Urban Indians are something America doesn’t really acknowledge or know what to do with (but if you go out to Alcatraz on Indigenous People Day (aka Columbus Day to many of you), you’ll see hundreds of Urban Indians from all over the Bay Area (and often all over the country) assembled for a mini-Pow Wow and celebration of the occupation of Alcatraz and the spark it ignited among Indigenous people all over the nation. Much of the activism from the 1970s onward was an outgrowth of those people on that tiny island, and it’s a piece of American history I would greatly encourage everyone to be familiar with.
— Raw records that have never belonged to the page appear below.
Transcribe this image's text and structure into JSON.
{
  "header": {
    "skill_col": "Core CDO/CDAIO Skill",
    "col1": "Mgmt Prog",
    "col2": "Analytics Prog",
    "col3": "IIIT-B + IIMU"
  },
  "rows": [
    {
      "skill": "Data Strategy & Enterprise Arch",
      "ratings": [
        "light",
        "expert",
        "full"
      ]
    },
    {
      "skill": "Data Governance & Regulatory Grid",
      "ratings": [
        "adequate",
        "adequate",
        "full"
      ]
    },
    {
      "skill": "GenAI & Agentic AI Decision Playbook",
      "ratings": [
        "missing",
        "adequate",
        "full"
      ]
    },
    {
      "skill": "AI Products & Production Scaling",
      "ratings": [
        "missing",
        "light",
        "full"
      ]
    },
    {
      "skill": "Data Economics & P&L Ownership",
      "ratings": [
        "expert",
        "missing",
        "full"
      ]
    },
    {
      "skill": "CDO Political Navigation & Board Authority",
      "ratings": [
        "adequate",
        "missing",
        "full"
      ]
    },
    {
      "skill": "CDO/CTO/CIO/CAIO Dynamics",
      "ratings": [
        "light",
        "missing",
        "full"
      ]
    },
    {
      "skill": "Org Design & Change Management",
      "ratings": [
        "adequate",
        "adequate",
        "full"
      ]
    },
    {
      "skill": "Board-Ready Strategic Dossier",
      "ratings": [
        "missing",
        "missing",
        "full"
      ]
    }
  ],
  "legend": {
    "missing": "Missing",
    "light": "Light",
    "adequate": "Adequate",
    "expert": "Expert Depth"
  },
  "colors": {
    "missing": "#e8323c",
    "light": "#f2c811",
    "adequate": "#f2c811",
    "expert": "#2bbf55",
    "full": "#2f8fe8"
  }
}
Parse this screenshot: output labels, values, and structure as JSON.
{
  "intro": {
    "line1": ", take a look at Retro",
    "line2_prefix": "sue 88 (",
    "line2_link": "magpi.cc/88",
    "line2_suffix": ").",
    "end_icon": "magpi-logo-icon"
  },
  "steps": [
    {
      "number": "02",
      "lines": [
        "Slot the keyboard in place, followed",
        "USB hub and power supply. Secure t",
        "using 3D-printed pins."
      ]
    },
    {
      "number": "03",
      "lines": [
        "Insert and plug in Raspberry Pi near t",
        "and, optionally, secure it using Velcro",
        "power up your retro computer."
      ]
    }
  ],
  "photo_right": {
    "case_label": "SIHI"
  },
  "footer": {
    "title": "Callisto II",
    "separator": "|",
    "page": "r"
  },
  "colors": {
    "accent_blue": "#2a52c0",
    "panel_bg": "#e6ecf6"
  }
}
Anyone who is familiar with me and my books knows that I don’t draw upon my heritage as inspiration for my writing (at least not directly). I write Georgian set historicals more directly related to my Caucasian roots (English, Scottish, and Welsh on that side, mostly). But I do think being bi-racial influences my writing all the same. I’ve had a bi-racial hero (Gabriel in LORD SCANDAL, who’s half Turkish like my college BFF), and I’m drawn to and very aware of all the people of color who peppered Georgian England. There were thousands of free blacks in England, many acting as servants, others making their way as business owners, pugilists, clergymen, you name it. There was a Jewish quarter in London with deep roots in the city, and which produced very important historical figures such as Benjamin Disraeli. There were Asian people of various ethnicities, inducing a Chinese dock owner in London (I’ve been trying to find out more about him!) and an established East Indian population that ran quite a few public bath houses in London and offered “shampoos” (massages), as well as many, many Anglo-Indians, some of whom were members of the ton. I try to weave all of this into my books, because as a displaced urban person of color, I think it’s important to acknowledge that these people existed and that their lives and presence were a part of the place and time in which my books take place.
About the Author: Isobel Carr is the best-selling author of the Georgian-set League of Second Sons series. She grew up participating in a wide variety of historical reenactment clubs, which has given her an unusually personal perspective on history, along with a deep knowledge of the history of clothing. Currently, she lives in the San Francisco Bay Area with her Neapolitan Mastiff, Clancy, in a 1916 bungalow that she has no time to restore. You can find out more about Isobel on her website, Twitter: @IsobelCarr, FaceBook.
My gosh, friends, it’s November! How did that happen?! When?! [Shut up – I know, but you know what I mean :P]
… Probably I shouldn’t be online >.> I’ve been causing trouble everywhere. But! I wanted to let you know what on earth this “SAIHM” you’d be seeing this month meant. I know some people might mistake it for “SAHM” which … sooo not the same thing. (SAHM = Stay At Home Mome. SAIHM = Smithsonian American Indian Heritage Month.) Hey – I don’t pick the names. The Smithsonian (I’d imagine) does. If not … is it wrong I don’t care too much because it is just what it is?
And this is what it says on the Smithsonian page …
So yeah. Anyway! I just wanted to let you know what was up! >.> Especially since so many people still don’t know what “ALBTALBS” means… Or the name of this site… :X
I think you can imagine there aren’t that many Native American/American Indian romance writers or readers out there … so I’ve got a few people lined up, but if you are one, or know of anyone, I’d love to have them guest here! Please and thank you! 😀